The advantage to gold over stocks built over 11 years between 1969 and 1980, and even though the peak rolling two year advantage was 1972 – 1974, the cumulative advantage to gold over stocks kept building right through 1980. It was all those years stacking on top of each other that was produced the amazing 12 to 1 cumulative price advantage for long term investors in gold.
If we look at the stock secular cycle of 1980 to 2000, then it is boldly obvious that the last three years of the cycle, with the growth of the stock bubble, was a good part of the extraordinary 26 to 1 advantage that stock investors had over gold investors during this time. However, that wasn’t the most important part of the cycle, it was the 17 years of stringing together a very long series of consistent relative advantages to stocks over gold, year after year after year, that built the cumulative advantage to stocks to 13 to 1 by 1997.
Looking at the 2000 to 2012 cycle, then yes, the surge in gold prices relative to stock prices during the financial crisis of 2008 and the Great Recession can be clearly seen. But it is quite obvious that the secular advantage to gold over stocks had been steadily building for a number of years before the crisis, and that this continued after the crisis as well.
The contracyclical relationship and the power of the building cumulative magnitude of the gains in the asset in its up cycle versus the asset in the down cycle are then quite clearly demonstrated again in 2012 to 2019 cycle, with stocks powerfully outperforming gold by a 2.5 to 1 ratio.
A Potential Change In The Cycles
As shown above and as explored in a previous analysis (link here), the relationship between stocks, gold and recessions has reached a place in 2020 that has only been seen twice before over the last fifty years. After a long green cycle favoring stocks over gold, the two year rolling advantages have flipped over to gold over stocks, and a golden spike is moving upwards in the midst of the red of a severe recession. Each of the previous times that has happened – there has been a change in the secular cycles.
If that is indeed happening again, then the potential magnitude of the implications for investors needs to be understood, and that was the subject of this analysis. Hopefully it has been helpful for you in that regard.
However, keep in mind that the magnitude of the swings in the contracyclical relationship does much more than just reward correct market calls.

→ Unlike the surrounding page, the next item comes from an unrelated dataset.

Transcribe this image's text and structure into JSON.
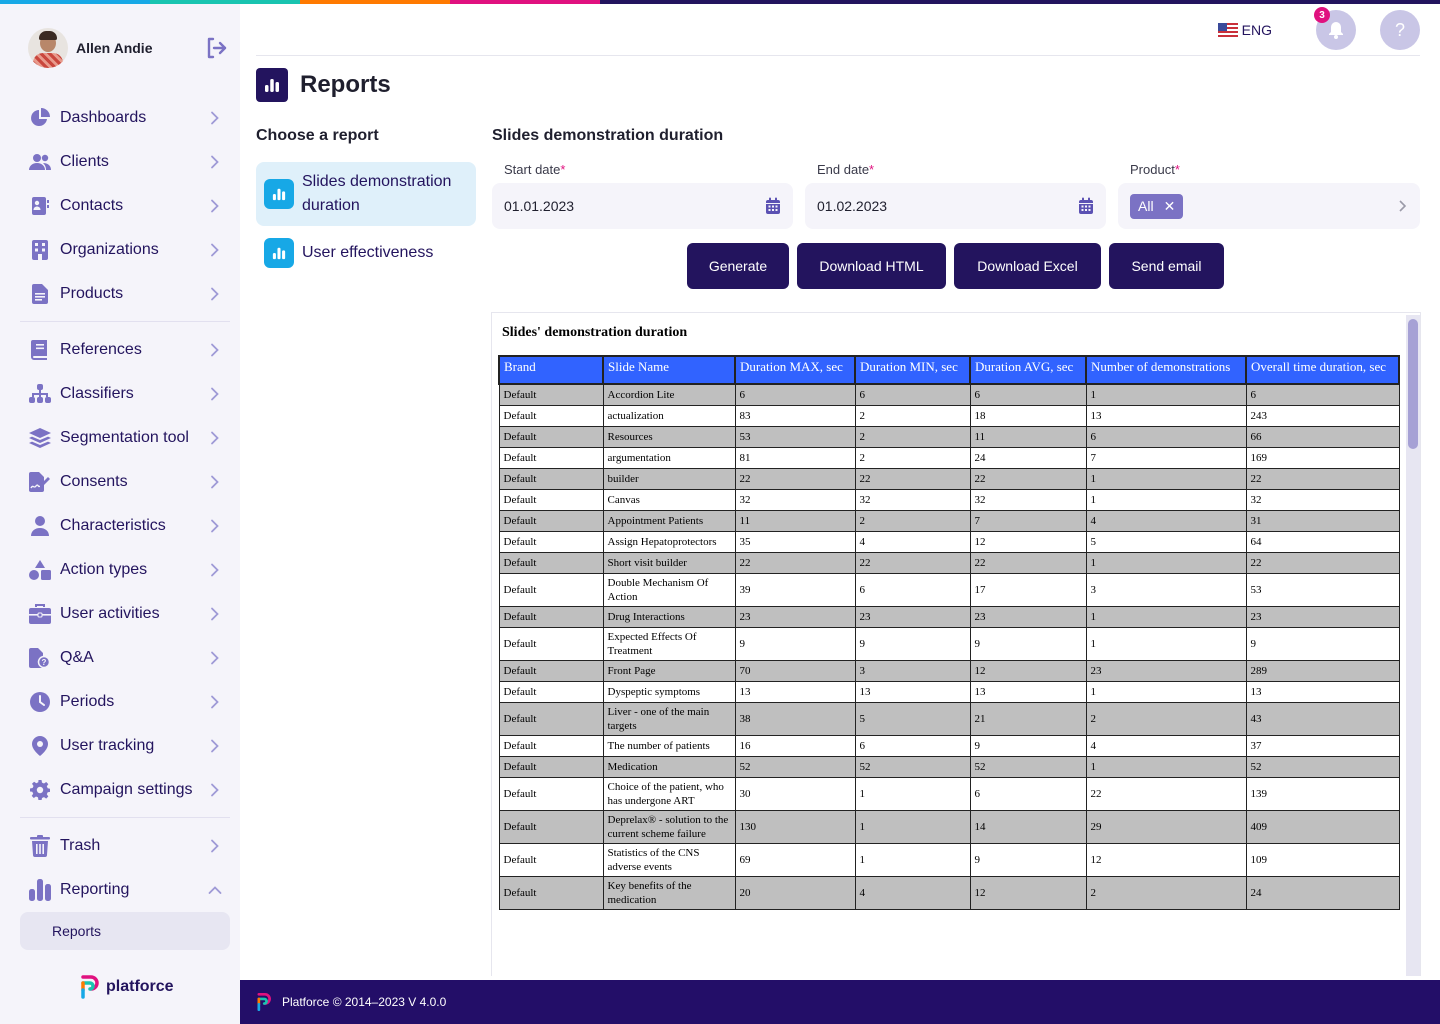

It is the swings in the magnitude that produce the risk reduced combined strategies, including the rebalancing strategies, the ratio strategies and the ratio rebalancing strategies. Using these strategies that are specifically designed for contracyclical assets in secular cycles, there is the ability to at least partially participate in the upside for each cycle, while taking much less risk on a portfolio basis than would be the case with pure stock or pure gold strategies.
This analysis contains the ideas and opinions of the author. It is a conceptual and educational exploration of financial and general economic principles. As with any financial discussion of the future, there cannot be any absolute certainty. While the sources of information and the calculations are believed to be accurate, this is not guaranteed to be true. This educational overview is not intended to be used for trading purposes, those making investment decisions should do their own research and come to their own independent conclusions. This analysis does not constitute specific investment, legal, tax or any other form of professional advice. If specific advice is needed, it should be sought from an appropriate professional. Any liability, responsibility or warranty for the results of the application of the information contained in the analysis, either directly or indirectly, are expressly disclaimed by the author.